Holidays are no stranger to copyright laws, and Halloween is no exception. Costumes are by far the biggest issue that people face when it comes to intellectual property laws. People want to dress up as their favorite characters, but the studios who produced the movies or shows have them copyrighted.
In the 1980s, when litigation for pirating costumes began, the courts used the useful article doctrine in the Copyright Act as their guide for how to handle these cases. The Copyright Act defines useful articles as an item with “an intrinsic utilitarian function that is not merely to portray the appearance of the article or to convey information.”
Useful articles are not protected under copyright laws, which means you cannot copyright the shape of a phone or car; it also means you cannot copyright the shape of clothing, including costumes.
In 1991, when the Copyright Office issued a Policy Decision on the Registrability of Costume Designs, that said costumes will be treated as useful articles, and are not under copyright protection because they “serve a dual purpose of clothing the body and portraying their appearance.”
Masks Make Things Complicated
Masks, however, are not considered to be useful articles. A 1990 case that was brought to the Third Circuit said that masks were intended “merely to portray the appearance” of something, so they were no considered useful articles. The Copyright Office agreed with this decision and said that “since masks generally portray their own appearance, this subject matter appears to fall outside the definition of ‘useful article.'”
However, masks have to be original enough to get copyright protection. In Don Post Studios v. Cinema Secrets, the makers of the “Halloween” movies were sued by the person who created the mask Michael Myers wears. The mask maker said this was his creation and should be protected under copyright laws, but the court ruled against him because the mask was made with a mold for a William Shatner mask, so it was not original enough to be protected under copyright laws.
Litigation Over Costumes
While the entire costume is not subject to copyright laws, the individual parts of the costume can be protected, if they are separable from the utilitarian aspects of the costume. In one case, the maker of children’s animal costumes with plush sculpted hoods and sleeves that were shaped like paws sued their competitor for using the design. The Second Circuit ruled that the head and paws are conceptually separable from the rest of the costume, allowing them copyright protection.
A 1989 case ruled that a children’s costume that was in the shape of a pumpkin was a useful article since it is clothing.
In the late 90s, the creator of “Barney and Friends” threatened to sue over 700 costume shops for selling costumes that resembled the characters on the show. One shop had to pay $100,000 for renting a purple dinosaur costume that resembled Barney.
When selling costumes that resemble celebrities, the right of publicity may come into question. However, parody laws may be applicable to this situation. The copyright owner for images of Albert Einstein threatened to sue a company selling Einstein disguise kits.
Fictional Characters Complicate Copyright Protections
To further complicate Halloween’s relationship with copyright laws, fictional characters that are in an original work of authorship, like a book or movie, are not presumed to be protected by copyright laws, they may be protected independently from their original work if they are unique and distinctive enough.
Your favorite movie character, whether it is Michael Myers or Cinderella, may still be considered protected under the Copyright Act. However, there are horror characters who are in the public domain that you can dress up as and avoid copyright infringement.

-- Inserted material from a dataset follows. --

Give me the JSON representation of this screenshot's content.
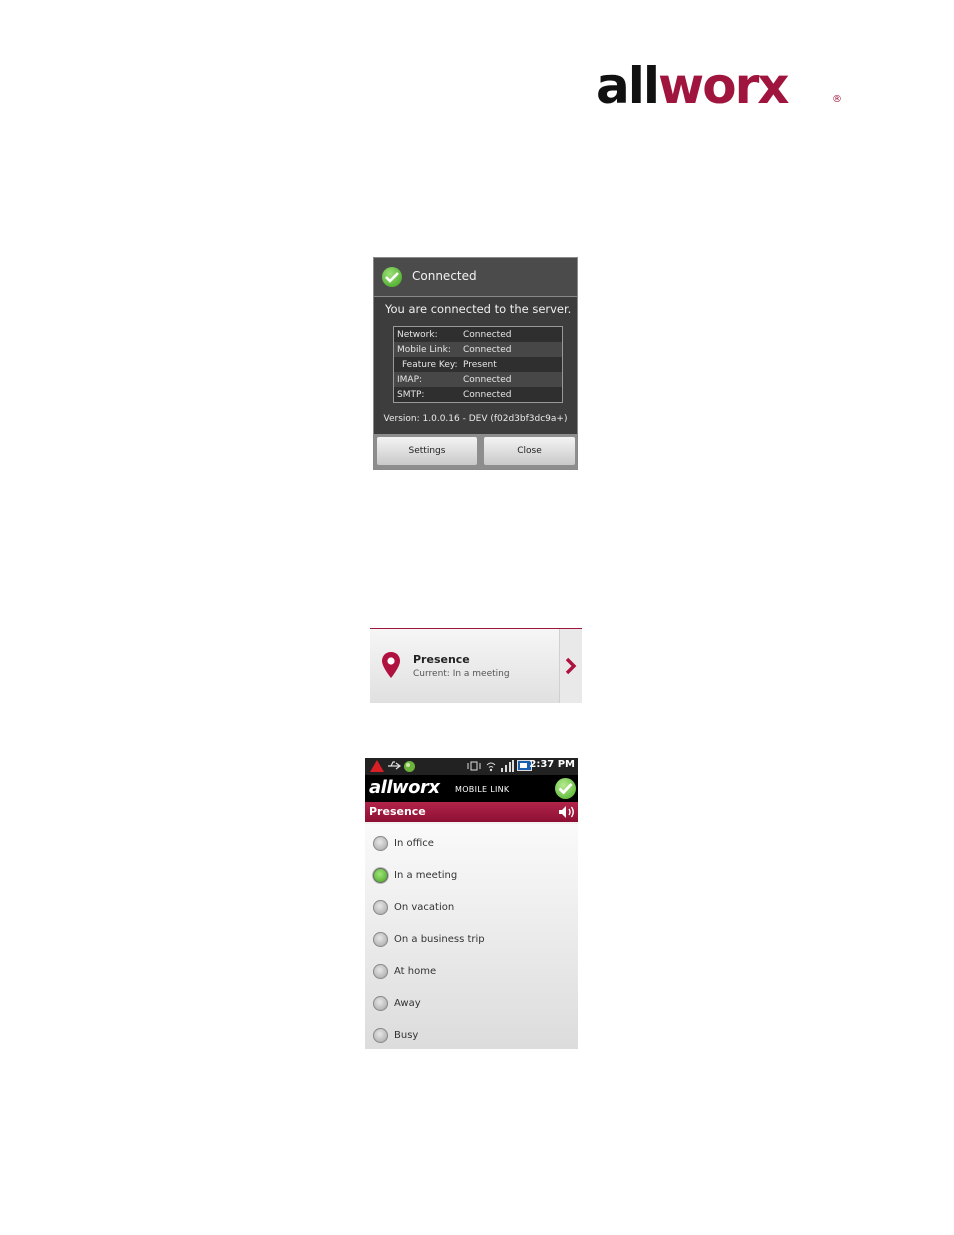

Dracula, Frankenstein’s Monster, Dr. Jekyll and Mr. Hyde, Ichabod Crane, and the Wicked Witch of the West are all in the public domain, so you can use them without risking violating copyright laws.
Halloween can be a confusing time for copyright protections, especially since by buying a costume of a character who is protected by copyright law implies the license to wear the costume. Unless you are holding a big, public event, the average person may not need to worry about whether their costume is protected by copyright laws. Have fun and enjoy your costume, no matter what it may be.